According to a 2014 study, Probiotic pills for four weeks improved a runner’s endurance and stomach when running in hot weather. Probiotics were found to aid runners to reduce gastrointestinal issues during a marathon in a similar 2019 study.
Cramps and stitches in your belly while running could be the result of insufficient hydration. Hydration before and throughout the long run is crucial, but working it out can be tough.
Consuming too much water might aggravate cramping and irritate the digestive system. The safest option is to make it a habit to drink plenty of water and electrolyte-infused drinks during your exercises.
Runner’s belly affects even professional athletes who compete in numerous marathons each year. Finding a regimen that fits your body and following it during workout and race days will help you overcome the runner’s belly. It may take some trial and error to get it exactly right, however, once you do, stick with it.
Many runners stand by having a strong pre-race routine that includes the same pre-run meal and the same post-race recovery foods, according to anecdotal evidence.
Avoid Running On A Full Stomach

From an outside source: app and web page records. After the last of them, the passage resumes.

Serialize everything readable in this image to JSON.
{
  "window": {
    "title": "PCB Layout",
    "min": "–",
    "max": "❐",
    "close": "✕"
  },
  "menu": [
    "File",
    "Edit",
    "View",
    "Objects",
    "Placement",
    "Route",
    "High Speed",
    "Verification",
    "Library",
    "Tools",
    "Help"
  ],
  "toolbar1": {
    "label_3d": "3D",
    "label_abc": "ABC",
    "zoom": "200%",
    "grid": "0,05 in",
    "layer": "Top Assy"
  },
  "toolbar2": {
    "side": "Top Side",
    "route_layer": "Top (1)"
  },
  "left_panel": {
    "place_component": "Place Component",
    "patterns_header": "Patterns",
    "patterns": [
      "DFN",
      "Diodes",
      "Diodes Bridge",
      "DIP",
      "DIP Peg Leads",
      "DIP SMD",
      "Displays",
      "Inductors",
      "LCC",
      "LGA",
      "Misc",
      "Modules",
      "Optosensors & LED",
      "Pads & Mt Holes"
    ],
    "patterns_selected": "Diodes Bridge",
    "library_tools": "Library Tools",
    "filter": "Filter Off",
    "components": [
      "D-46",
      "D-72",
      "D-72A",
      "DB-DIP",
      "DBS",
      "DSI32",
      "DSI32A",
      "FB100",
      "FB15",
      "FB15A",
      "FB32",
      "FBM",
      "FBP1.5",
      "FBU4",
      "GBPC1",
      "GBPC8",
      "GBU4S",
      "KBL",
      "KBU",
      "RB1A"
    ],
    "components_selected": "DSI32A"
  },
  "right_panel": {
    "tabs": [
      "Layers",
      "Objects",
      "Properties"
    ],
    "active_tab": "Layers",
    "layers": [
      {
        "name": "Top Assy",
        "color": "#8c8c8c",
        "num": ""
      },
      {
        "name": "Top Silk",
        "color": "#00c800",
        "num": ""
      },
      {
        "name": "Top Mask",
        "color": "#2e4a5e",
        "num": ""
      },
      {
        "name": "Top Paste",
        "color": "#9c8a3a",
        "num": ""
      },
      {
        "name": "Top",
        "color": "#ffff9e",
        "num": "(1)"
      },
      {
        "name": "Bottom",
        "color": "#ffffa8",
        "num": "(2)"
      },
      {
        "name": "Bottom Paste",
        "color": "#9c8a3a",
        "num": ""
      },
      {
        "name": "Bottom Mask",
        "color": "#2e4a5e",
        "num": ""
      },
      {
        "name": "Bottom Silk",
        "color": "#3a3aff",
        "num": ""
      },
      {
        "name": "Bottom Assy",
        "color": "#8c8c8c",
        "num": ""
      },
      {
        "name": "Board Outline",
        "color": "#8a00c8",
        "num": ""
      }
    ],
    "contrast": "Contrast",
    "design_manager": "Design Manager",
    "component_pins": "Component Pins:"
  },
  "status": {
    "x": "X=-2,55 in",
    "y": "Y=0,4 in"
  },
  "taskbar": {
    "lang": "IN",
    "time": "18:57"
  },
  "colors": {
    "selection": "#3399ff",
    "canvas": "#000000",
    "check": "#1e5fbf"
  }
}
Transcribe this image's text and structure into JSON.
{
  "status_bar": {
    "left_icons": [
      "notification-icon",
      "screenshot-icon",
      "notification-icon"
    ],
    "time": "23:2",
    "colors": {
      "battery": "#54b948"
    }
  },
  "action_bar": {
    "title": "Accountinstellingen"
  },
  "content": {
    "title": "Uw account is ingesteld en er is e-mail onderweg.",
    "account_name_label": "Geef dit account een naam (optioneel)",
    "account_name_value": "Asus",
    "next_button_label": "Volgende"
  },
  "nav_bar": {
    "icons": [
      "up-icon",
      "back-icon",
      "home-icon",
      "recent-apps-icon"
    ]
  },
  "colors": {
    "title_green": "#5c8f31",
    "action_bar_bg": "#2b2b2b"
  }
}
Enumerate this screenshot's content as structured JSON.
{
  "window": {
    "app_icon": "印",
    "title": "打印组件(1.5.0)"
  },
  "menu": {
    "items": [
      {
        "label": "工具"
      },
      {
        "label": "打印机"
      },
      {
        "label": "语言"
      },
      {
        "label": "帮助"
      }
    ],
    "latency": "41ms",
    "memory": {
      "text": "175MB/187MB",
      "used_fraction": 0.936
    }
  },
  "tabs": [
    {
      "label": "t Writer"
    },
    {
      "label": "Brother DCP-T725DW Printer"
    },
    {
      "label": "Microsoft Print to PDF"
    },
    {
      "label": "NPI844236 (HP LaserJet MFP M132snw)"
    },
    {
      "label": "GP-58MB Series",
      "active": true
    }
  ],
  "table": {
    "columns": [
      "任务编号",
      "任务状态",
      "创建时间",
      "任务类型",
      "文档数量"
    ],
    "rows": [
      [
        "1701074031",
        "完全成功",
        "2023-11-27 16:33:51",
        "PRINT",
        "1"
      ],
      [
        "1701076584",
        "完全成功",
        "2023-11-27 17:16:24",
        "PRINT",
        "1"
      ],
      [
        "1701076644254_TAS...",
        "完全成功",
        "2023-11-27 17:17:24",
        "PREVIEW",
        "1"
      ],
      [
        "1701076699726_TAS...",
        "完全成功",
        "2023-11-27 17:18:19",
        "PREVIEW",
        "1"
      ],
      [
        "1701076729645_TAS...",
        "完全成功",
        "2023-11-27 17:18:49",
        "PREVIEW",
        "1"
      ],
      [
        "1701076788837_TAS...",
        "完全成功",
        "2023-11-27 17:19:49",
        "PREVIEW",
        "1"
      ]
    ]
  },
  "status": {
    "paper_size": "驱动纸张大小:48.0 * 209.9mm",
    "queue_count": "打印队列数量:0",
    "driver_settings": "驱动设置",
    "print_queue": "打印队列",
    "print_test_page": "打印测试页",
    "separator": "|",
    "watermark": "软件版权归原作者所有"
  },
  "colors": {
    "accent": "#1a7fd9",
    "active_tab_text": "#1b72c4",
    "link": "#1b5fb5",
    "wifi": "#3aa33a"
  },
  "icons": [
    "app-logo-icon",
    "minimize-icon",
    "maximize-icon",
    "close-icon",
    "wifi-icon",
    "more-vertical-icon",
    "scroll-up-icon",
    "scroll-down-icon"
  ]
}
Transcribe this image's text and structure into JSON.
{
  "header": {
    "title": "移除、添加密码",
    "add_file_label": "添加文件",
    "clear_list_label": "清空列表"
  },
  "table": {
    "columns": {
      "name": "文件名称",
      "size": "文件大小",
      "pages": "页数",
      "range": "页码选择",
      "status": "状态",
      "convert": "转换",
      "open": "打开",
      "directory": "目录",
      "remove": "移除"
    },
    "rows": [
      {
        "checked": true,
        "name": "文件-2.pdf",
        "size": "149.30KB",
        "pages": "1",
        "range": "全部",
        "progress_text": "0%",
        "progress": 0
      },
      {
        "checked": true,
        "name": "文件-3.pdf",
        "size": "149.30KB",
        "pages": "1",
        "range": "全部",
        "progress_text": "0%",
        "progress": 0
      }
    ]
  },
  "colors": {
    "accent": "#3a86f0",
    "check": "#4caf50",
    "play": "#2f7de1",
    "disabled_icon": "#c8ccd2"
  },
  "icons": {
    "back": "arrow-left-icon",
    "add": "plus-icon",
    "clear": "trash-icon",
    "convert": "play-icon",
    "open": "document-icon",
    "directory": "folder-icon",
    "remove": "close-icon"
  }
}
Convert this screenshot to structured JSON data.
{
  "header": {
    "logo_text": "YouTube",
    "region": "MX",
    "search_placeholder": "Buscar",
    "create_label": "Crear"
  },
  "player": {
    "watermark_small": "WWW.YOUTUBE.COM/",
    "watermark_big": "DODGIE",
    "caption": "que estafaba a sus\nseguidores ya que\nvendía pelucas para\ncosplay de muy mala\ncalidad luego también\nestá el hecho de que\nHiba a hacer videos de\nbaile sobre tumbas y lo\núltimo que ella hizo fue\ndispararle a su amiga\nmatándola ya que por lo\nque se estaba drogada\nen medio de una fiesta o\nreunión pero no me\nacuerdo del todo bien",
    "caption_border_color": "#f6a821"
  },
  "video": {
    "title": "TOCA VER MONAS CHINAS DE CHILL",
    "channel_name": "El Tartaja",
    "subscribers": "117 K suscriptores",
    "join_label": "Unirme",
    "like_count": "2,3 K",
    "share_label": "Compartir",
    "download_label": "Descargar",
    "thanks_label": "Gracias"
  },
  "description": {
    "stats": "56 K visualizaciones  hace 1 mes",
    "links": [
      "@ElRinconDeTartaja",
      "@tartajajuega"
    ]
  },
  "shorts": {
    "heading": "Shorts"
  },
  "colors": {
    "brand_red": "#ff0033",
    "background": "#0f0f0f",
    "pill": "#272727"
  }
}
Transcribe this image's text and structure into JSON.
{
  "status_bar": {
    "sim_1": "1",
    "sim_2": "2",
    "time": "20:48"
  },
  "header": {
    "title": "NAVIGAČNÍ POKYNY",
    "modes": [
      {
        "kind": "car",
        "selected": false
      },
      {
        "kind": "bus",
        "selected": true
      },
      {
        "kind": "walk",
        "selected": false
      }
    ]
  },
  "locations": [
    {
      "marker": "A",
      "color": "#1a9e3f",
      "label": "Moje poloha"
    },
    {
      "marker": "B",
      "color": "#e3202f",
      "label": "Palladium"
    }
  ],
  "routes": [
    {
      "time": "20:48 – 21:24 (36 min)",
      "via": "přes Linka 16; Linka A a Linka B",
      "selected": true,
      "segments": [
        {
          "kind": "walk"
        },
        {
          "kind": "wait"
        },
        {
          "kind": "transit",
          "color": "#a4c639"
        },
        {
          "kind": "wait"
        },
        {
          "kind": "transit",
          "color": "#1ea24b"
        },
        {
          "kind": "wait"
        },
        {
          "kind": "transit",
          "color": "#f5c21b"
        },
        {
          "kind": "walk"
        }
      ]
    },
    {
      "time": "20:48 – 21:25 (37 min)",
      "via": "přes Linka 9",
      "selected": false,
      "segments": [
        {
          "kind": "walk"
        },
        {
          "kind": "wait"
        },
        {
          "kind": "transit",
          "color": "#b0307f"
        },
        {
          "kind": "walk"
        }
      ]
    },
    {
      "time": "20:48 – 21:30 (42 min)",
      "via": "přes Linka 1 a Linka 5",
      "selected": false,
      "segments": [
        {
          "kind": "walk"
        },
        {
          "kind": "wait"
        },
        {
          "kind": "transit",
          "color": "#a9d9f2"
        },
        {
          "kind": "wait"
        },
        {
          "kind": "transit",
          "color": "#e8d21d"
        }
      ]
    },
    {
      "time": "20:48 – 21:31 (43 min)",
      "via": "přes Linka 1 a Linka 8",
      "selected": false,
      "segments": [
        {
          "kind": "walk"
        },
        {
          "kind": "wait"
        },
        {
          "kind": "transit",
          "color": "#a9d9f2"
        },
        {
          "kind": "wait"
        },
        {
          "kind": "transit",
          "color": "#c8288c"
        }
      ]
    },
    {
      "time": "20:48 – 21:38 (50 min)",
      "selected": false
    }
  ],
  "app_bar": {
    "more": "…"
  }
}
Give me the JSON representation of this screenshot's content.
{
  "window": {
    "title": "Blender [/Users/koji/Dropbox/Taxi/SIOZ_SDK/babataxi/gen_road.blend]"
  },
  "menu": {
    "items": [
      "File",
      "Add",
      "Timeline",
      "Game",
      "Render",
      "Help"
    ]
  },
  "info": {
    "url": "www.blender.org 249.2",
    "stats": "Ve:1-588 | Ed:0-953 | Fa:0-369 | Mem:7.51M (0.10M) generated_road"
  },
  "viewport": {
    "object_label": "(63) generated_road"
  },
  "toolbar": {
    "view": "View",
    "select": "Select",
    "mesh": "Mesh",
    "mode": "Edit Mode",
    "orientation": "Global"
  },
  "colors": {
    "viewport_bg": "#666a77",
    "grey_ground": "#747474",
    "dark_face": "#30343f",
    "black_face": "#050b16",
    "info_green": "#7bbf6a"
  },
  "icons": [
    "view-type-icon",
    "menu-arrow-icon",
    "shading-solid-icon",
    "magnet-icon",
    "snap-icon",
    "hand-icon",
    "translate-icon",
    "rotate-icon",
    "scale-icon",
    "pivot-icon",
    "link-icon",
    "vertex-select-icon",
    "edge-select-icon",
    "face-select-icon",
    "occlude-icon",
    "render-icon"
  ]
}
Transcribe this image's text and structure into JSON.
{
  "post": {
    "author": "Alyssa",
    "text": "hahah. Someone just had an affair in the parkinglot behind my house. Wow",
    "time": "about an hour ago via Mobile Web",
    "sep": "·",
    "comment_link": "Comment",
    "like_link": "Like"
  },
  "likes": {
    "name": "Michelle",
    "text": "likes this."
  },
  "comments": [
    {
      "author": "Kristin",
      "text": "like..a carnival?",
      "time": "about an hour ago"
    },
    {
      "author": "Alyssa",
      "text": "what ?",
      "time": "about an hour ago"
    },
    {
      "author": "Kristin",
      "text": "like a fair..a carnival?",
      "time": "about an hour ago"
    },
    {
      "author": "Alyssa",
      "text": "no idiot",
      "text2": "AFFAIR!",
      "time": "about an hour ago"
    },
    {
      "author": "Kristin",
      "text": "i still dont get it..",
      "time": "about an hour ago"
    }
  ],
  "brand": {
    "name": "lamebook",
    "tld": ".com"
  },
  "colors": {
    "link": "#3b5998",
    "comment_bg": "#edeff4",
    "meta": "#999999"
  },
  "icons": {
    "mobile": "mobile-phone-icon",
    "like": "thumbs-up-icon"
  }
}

Drinking a lot of water or eating a lot of food 2-4 hours before exercising is not a good idea. During exercise, drink modest amounts and wait until after the exercise to properly rehydrate. Dehydration can also induce cramping, so drink plenty of water or Gatorade when jogging. If you’re jogging for more than thirty min or in hot weather, take a few sips at regular intervals.
Stomach pain while running isn’t uncommon, and there’s no simple way to prevent it.
Planning your diets, avoiding foods that trigger, taking probiotics, and keeping hydrated can all help you enhance your track performance along with lowering your risk of developing these symptoms. If GI symptoms become a regular stumbling block during your workouts, you should consult your doctor to screen out any health issues.